WATCH: Canada’s rising tennis sensations, Milos Raonic and Eugenie Bouchard, are both one step closer to winning their first Grand Slam titles inspiring the next generation of tennis players to follow in their footsteps. Rob Leth reports.
The only Canadian woman to achieve a world top-10 ranking in tennis is watching Eugenie Bouchard’s run at Wimbledon with great interest.
Carling Bassett-Seguso was a world No. 8 almost 30 years ago. Currently 13th, Bouchard is assured of equalling that when the next rankings are released Monday.
The 20-year-old from Westmount, Que., became the first Canadian woman to reach Wimbledon’s semifinals with a 6-3, 6-4 win over ninth-seeded Angelique Kerber of Germany on Wednesday.
“I’m telling you she’s going to number one,” Bassett-Seguso told The Canadian Press. “I watched her play. I don’t watch too much women’s tennis to be honest with you. I watched that match and I was just blown away.

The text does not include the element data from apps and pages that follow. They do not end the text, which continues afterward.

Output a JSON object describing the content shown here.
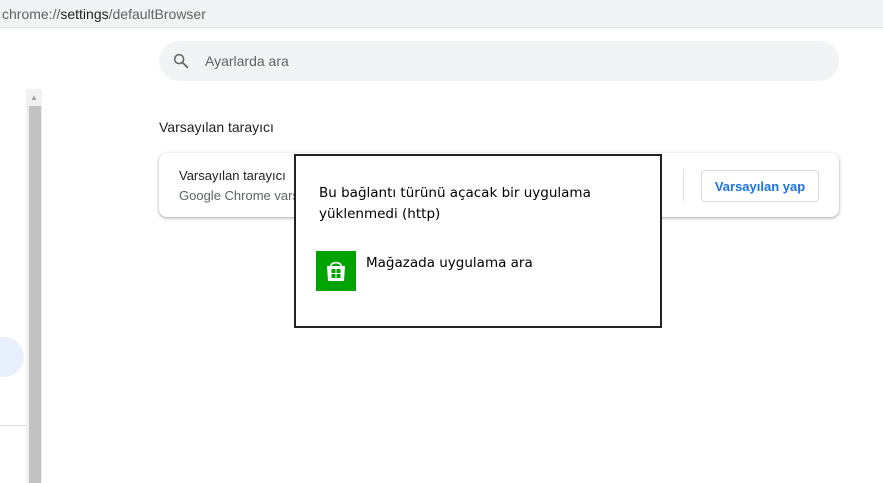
{
  "omnibox": {
    "url_scheme": "chrome://",
    "url_host": "settings",
    "url_path": "/defaultBrowser"
  },
  "search": {
    "placeholder": "Ayarlarda ara",
    "icon": "search-icon"
  },
  "section": {
    "title": "Varsayılan tarayıcı"
  },
  "card": {
    "title": "Varsayılan tarayıcı",
    "subtitle": "Google Chrome vars",
    "button_label": "Varsayılan yap"
  },
  "dialog": {
    "message": "Bu bağlantı türünü açacak bir uygulama yüklenmedi (http)",
    "store_link_label": "Mağazada uygulama ara",
    "store_icon": "store-bag-icon"
  },
  "colors": {
    "accent": "#1a73e8",
    "store_green": "#00a300"
  }
}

“She just takes the ball so aggressively. Her composure, I can’t even believe she’s 20. Her shot selection, her timing is impeccable. She really takes the ball early. If you look at her statistics, she hits more winners than errors.”
A victory over third-seeded Simona Halep of Romania in Thursday’s semifinal can push Bouchard’s ranking higher than eighth and set a new pinnacle in Canadian women’s tennis.
Bassett-Seguso intends to be watching from her home in Bradenton, Fla., as Bouchard attempts to make more Canadian tennis history.
“It gives me great interest to watch now,” the 46-year-old said. “She has such great potential.
“I love Wimbledon. I look at it and say ‘they hit the ball way harder than I did.’ It’s a totally different game now. What’s exciting is she can hit a lot of other shots too. I like to see the creativity too.”
Bouchard also reached the semifinals of this year’s French Open and Australian Open. Canada’s Federation Cup captain Sylvain Bruneau agrees with the Bassett-Seguso’s assessment of Bouchard’s potential.
“Can she be No. 1 one day? I wouldn’t dare to put any limits on Eugenie,” he said. “With three semifinals at 20 years old and the type of tennis she plays, I don’t think there is a limit.
“I think she can aim for big things in tennis. No. 1 in the world is something that is very possible. Right now, she’s playing great tennis.”
These are heady days in Canadian tennis. Milos Raonic of Thornhill, Ont., also earned his first Grand Slam semifinal berth Wednesday with a 6-7, 6-2, 6-4, 7-6 (4) win over Australia’s Nick Kyrgios.
Bassett-Seguso, who blazed her own tennis trail in the 1980s, is enjoying it from afar.
“For me, it’s great,” she said. “There’s a big interest and I think it’s going to be such a great asset to Canadian tennis itself, on the men’s side too.”
Toronto’s Bassett-Seguso turned pro at 15 in 1983 when there were no age minimums to play on tour. She reached No. 8 in the world two years later.
She was a semifinalist at the U.S. Open in 1984 when she lost to Chris Evert. She also reached the quarter-finals of the Australian and French Opens during her career.
She married U.S. tennis player Robert Seguso in 1987. The couple once ran a tennis academy in Florida, but are no longer involved in the sport. They have five children ranging in age from two to 26.
The blonde, photogenic Bassett-Seguso became a Canadian celebrity with the nickname “Darling Carling.” The teenager worked for the Ford Modelling Agency. She acted in the teen movie “Spring Fever”, as well as a television episode of “The Littlest Hobo.”
The success came with pressure, however. Bassett-Seguso struggled with an eating disorder during her career. She lost some of her passion for the game after the death of her father John in 1986 from cancer, although she continued to play on tour until 1990.
Bouchard, also tall and blonde, is likewise attracting her share of attention, and endorsements, as her career soars. She has a significant following on social media and her fan club is “Genie’s Army.”
But joining the world’s top 10 players requires unwavering commitment to the sport, Bassett-Seguso said. Tennis is a world sport with 145 countries as members of the International Tennis Federation.
“It’s hard. I’m not going to lie. It’s really hard,” Bassett-Seguso said. “I don’t think anything is too hard if you want something bad enough and you have a plan and you have the right people around you and you know what has to go into it.
“You’re going to fall (in the rankings) at times and that’s where you have to constantly believe in yourself and take baby steps. You have to stay focused. Tennis has to be your whole life. It has to be.”
Canadian Press sports reporter Bill Beacon contributed to this story.